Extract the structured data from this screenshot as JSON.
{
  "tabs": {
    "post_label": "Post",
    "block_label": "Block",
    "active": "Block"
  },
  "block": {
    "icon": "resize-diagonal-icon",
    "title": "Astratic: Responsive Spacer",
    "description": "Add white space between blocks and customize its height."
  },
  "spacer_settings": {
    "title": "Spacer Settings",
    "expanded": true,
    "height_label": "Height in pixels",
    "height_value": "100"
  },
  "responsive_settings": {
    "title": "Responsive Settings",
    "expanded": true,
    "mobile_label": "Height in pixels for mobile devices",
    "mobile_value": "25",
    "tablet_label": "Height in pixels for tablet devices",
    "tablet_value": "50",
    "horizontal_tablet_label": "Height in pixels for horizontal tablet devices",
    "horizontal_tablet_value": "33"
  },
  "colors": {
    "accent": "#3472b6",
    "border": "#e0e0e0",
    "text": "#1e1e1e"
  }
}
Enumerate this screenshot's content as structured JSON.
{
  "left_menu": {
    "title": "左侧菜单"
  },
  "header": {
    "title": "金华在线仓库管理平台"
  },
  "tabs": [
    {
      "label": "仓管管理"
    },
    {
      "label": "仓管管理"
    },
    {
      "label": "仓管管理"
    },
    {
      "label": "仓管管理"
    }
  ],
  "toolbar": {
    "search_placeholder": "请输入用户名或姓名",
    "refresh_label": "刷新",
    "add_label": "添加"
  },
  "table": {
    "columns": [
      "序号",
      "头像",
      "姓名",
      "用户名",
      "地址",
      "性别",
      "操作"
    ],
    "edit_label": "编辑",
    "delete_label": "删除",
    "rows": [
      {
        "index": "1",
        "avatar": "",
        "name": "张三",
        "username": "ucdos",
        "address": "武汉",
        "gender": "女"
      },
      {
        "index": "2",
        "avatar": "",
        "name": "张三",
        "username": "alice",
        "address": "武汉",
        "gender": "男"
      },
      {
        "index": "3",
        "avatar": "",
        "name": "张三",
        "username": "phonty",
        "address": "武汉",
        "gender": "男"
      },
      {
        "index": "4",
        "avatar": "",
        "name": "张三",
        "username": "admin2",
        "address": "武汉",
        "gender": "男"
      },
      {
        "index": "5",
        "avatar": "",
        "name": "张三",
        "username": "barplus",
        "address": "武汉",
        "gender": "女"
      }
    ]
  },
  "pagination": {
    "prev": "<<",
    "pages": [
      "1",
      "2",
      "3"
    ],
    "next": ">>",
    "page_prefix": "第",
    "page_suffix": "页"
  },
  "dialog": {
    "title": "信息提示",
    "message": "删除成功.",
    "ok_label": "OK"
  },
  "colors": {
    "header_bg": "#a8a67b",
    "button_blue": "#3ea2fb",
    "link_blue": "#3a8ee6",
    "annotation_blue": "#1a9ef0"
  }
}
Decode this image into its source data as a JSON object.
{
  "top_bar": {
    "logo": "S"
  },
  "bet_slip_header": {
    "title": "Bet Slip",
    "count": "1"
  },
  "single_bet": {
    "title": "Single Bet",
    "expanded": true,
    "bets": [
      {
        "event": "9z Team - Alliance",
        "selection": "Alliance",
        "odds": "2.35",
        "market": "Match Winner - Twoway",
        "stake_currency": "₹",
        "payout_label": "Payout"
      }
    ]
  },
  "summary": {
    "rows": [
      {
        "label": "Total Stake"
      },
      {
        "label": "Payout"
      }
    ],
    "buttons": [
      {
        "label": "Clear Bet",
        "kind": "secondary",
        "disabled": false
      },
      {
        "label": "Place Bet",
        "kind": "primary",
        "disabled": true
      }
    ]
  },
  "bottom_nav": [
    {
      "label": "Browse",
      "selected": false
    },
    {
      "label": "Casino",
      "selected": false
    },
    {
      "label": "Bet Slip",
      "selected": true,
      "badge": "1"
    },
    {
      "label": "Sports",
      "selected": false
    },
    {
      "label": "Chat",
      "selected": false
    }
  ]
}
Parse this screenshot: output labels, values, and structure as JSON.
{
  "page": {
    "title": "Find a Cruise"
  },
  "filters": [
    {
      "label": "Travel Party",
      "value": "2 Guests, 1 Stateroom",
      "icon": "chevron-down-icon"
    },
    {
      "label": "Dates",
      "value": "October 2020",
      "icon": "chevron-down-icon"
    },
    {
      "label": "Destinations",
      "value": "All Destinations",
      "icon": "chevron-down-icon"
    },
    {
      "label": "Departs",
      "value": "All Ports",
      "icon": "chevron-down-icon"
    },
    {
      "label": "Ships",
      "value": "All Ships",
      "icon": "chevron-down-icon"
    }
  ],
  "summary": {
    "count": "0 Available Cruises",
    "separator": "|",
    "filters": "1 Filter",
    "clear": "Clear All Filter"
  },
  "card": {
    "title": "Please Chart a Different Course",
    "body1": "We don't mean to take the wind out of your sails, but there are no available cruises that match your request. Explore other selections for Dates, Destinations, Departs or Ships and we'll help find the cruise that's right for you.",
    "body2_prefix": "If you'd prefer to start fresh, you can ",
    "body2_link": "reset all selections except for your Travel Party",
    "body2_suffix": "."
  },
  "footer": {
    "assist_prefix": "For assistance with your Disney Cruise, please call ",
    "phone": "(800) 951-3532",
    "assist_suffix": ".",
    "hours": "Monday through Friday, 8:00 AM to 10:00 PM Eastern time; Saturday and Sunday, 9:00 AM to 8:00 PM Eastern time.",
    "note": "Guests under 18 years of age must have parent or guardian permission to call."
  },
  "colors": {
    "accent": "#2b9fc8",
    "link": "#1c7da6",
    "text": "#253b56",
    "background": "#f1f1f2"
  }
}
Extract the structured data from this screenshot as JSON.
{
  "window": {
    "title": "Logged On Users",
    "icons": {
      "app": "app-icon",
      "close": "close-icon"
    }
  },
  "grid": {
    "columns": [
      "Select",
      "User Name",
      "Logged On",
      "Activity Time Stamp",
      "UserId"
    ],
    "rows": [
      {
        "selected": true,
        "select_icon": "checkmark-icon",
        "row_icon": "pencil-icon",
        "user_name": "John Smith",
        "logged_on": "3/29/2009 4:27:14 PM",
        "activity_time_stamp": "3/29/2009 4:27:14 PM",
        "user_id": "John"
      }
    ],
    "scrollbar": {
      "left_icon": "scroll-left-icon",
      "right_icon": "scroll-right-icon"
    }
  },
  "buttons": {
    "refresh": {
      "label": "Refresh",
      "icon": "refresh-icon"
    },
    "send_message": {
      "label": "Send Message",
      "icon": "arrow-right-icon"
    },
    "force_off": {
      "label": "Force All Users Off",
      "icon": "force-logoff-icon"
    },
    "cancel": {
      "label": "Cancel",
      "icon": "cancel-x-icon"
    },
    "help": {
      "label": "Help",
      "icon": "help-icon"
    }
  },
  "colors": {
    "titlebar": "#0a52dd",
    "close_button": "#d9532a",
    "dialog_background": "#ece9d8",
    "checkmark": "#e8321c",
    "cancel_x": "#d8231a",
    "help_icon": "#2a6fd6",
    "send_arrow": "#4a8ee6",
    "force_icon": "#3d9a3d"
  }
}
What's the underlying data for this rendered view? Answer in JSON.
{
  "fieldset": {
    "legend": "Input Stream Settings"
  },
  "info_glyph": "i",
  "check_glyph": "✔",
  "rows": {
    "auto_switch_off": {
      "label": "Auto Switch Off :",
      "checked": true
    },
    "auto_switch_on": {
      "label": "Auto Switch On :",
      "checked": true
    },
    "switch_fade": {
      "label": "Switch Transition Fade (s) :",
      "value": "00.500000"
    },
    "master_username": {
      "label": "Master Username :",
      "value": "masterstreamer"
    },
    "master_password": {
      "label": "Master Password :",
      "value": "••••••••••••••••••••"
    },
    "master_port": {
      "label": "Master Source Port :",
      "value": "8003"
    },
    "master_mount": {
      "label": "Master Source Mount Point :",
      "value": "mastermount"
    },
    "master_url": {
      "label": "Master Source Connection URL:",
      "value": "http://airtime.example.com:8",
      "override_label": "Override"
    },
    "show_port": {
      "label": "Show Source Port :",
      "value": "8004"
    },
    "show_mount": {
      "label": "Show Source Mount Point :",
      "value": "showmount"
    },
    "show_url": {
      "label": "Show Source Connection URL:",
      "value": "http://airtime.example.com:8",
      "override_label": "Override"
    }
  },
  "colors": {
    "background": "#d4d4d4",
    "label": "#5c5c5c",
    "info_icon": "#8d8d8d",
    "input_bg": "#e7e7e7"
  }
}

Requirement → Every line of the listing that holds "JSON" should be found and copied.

Your response →
Extract the structured data from this screenshot as JSON.
Enumerate this screenshot's content as structured JSON.
Decode this image into its source data as a JSON object.
Parse this screenshot: output labels, values, and structure as JSON.
Extract the structured data from this screenshot as JSON.
What's the underlying data for this rendered view? Answer in JSON.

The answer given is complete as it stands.